* Task details:
Could you retype the listing beneath, keeping each line exactly as it is?
[Start of Attachment]
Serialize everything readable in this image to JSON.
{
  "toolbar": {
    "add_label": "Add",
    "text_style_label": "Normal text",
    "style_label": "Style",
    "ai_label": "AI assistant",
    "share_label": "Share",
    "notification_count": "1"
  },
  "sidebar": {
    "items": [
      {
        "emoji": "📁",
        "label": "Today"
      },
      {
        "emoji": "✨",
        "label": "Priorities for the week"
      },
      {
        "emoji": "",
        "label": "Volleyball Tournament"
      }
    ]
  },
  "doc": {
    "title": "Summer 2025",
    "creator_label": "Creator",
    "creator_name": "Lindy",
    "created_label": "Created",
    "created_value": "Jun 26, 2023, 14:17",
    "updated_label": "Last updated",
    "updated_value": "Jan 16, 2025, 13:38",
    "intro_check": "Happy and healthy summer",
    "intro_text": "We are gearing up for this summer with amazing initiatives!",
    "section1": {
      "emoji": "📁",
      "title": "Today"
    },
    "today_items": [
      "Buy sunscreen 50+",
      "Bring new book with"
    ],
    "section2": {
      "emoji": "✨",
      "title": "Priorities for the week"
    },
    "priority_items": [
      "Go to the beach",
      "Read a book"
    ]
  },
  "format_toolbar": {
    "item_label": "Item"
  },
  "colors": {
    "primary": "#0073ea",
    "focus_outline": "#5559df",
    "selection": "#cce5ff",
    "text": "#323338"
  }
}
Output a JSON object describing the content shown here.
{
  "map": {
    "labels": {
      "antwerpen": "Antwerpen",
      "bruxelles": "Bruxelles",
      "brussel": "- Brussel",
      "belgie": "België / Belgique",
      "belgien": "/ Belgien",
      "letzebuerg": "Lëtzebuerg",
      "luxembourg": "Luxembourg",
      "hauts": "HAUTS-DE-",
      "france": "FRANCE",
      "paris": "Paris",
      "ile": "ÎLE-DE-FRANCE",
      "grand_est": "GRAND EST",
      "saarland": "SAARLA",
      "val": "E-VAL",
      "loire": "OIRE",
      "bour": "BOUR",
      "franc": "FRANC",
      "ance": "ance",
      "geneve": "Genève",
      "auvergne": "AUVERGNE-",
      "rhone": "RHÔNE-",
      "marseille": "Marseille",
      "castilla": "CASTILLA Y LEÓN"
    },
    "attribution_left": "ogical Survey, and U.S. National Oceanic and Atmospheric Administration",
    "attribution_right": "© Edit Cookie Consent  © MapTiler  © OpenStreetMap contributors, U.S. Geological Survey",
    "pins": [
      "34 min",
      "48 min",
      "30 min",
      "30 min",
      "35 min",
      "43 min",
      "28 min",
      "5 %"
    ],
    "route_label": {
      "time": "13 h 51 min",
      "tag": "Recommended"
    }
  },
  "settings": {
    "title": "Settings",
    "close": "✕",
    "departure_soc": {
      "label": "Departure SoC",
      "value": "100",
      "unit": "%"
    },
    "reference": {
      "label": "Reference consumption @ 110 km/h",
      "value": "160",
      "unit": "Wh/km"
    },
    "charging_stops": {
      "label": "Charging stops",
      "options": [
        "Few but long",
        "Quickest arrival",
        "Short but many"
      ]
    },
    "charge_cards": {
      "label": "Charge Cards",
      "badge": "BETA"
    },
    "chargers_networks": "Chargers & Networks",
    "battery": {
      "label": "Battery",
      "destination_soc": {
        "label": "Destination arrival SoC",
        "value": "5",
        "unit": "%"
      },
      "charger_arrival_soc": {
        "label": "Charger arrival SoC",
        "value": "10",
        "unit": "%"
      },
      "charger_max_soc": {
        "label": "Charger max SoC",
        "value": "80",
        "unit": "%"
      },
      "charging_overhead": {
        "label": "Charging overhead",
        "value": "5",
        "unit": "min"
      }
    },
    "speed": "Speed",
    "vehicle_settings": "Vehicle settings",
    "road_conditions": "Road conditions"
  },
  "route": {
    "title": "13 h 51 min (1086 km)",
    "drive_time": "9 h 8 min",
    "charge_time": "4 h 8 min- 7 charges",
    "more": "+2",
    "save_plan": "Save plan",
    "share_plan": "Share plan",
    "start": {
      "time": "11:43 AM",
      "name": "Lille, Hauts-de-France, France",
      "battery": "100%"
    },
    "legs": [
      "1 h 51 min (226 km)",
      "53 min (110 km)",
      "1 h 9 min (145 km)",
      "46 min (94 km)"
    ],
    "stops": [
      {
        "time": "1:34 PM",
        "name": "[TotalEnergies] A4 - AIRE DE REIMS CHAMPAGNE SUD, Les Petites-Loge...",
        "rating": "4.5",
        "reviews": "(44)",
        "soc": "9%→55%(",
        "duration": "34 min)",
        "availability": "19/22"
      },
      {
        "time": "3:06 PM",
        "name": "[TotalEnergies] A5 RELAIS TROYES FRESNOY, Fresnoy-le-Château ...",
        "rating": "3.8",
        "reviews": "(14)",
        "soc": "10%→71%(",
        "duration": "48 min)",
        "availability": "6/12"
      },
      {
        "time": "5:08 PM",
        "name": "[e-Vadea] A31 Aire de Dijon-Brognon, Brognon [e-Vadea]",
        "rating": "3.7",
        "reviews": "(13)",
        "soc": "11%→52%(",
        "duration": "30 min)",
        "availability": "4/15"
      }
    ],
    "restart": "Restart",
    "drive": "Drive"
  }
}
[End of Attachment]
* Solved exercise:
Serialize everything readable in this image to JSON.
{
  "toolbar": {
    "add_label": "Add",
    "text_style_label": "Normal text",
    "style_label": "Style",
    "ai_label": "AI assistant",
    "share_label": "Share",
    "notification_count": "1"
  },
  "sidebar": {
    "items": [
      {
        "emoji": "📁",
        "label": "Today"
      },
      {
        "emoji": "✨",
        "label": "Priorities for the week"
      },
      {
        "emoji": "",
        "label": "Volleyball Tournament"
      }
    ]
  },
  "doc": {
    "title": "Summer 2025",
    "creator_label": "Creator",
    "creator_name": "Lindy",
    "created_label": "Created",
    "created_value": "Jun 26, 2023, 14:17",
    "updated_label": "Last updated",
    "updated_value": "Jan 16, 2025, 13:38",
    "intro_check": "Happy and healthy summer",
    "intro_text": "We are gearing up for this summer with amazing initiatives!",
    "section1": {
      "emoji": "📁",
      "title": "Today"
    },
    "today_items": [
      "Buy sunscreen 50+",
      "Bring new book with"
    ],
    "section2": {
      "emoji": "✨",
      "title": "Priorities for the week"
    },
    "priority_items": [
      "Go to the beach",
      "Read a book"
    ]
  },
  "format_toolbar": {
    "item_label": "Item"
  },
  "colors": {
    "primary": "#0073ea",
    "focus_outline": "#5559df",
    "selection": "#cce5ff",
    "text": "#323338"
  }
}
Output a JSON object describing the content shown here.
{
  "map": {
    "labels": {
      "antwerpen": "Antwerpen",
      "bruxelles": "Bruxelles",
      "brussel": "- Brussel",
      "belgie": "België / Belgique",
      "belgien": "/ Belgien",
      "letzebuerg": "Lëtzebuerg",
      "luxembourg": "Luxembourg",
      "hauts": "HAUTS-DE-",
      "france": "FRANCE",
      "paris": "Paris",
      "ile": "ÎLE-DE-FRANCE",
      "grand_est": "GRAND EST",
      "saarland": "SAARLA",
      "val": "E-VAL",
      "loire": "OIRE",
      "bour": "BOUR",
      "franc": "FRANC",
      "ance": "ance",
      "geneve": "Genève",
      "auvergne": "AUVERGNE-",
      "rhone": "RHÔNE-",
      "marseille": "Marseille",
      "castilla": "CASTILLA Y LEÓN"
    },
    "attribution_left": "ogical Survey, and U.S. National Oceanic and Atmospheric Administration",
    "attribution_right": "© Edit Cookie Consent  © MapTiler  © OpenStreetMap contributors, U.S. Geological Survey",
    "pins": [
      "34 min",
      "48 min",
      "30 min",
      "30 min",
      "35 min",
      "43 min",
      "28 min",
      "5 %"
    ],
    "route_label": {
      "time": "13 h 51 min",
      "tag": "Recommended"
    }
  },
  "settings": {
    "title": "Settings",
    "close": "✕",
    "departure_soc": {
      "label": "Departure SoC",
      "value": "100",
      "unit": "%"
    },
    "reference": {
      "label": "Reference consumption @ 110 km/h",
      "value": "160",
      "unit": "Wh/km"
    },
    "charging_stops": {
      "label": "Charging stops",
      "options": [
        "Few but long",
        "Quickest arrival",
        "Short but many"
      ]
    },
    "charge_cards": {
      "label": "Charge Cards",
      "badge": "BETA"
    },
    "chargers_networks": "Chargers & Networks",
    "battery": {
      "label": "Battery",
      "destination_soc": {
        "label": "Destination arrival SoC",
        "value": "5",
        "unit": "%"
      },
      "charger_arrival_soc": {
        "label": "Charger arrival SoC",
        "value": "10",
        "unit": "%"
      },
      "charger_max_soc": {
        "label": "Charger max SoC",
        "value": "80",
        "unit": "%"
      },
      "charging_overhead": {
        "label": "Charging overhead",
        "value": "5",
        "unit": "min"
      }
    },
    "speed": "Speed",
    "vehicle_settings": "Vehicle settings",
    "road_conditions": "Road conditions"
  },
  "route": {
    "title": "13 h 51 min (1086 km)",
    "drive_time": "9 h 8 min",
    "charge_time": "4 h 8 min- 7 charges",
    "more": "+2",
    "save_plan": "Save plan",
    "share_plan": "Share plan",
    "start": {
      "time": "11:43 AM",
      "name": "Lille, Hauts-de-France, France",
      "battery": "100%"
    },
    "legs": [
      "1 h 51 min (226 km)",
      "53 min (110 km)",
      "1 h 9 min (145 km)",
      "46 min (94 km)"
    ],
    "stops": [
      {
        "time": "1:34 PM",
        "name": "[TotalEnergies] A4 - AIRE DE REIMS CHAMPAGNE SUD, Les Petites-Loge...",
        "rating": "4.5",
        "reviews": "(44)",
        "soc": "9%→55%(",
        "duration": "34 min)",
        "availability": "19/22"
      },
      {
        "time": "3:06 PM",
        "name": "[TotalEnergies] A5 RELAIS TROYES FRESNOY, Fresnoy-le-Château ...",
        "rating": "3.8",
        "reviews": "(14)",
        "soc": "10%→71%(",
        "duration": "48 min)",
        "availability": "6/12"
      },
      {
        "time": "5:08 PM",
        "name": "[e-Vadea] A31 Aire de Dijon-Brognon, Brognon [e-Vadea]",
        "rating": "3.7",
        "reviews": "(13)",
        "soc": "11%→52%(",
        "duration": "30 min)",
        "availability": "4/15"
      }
    ],
    "restart": "Restart",
    "drive": "Drive"
  }
}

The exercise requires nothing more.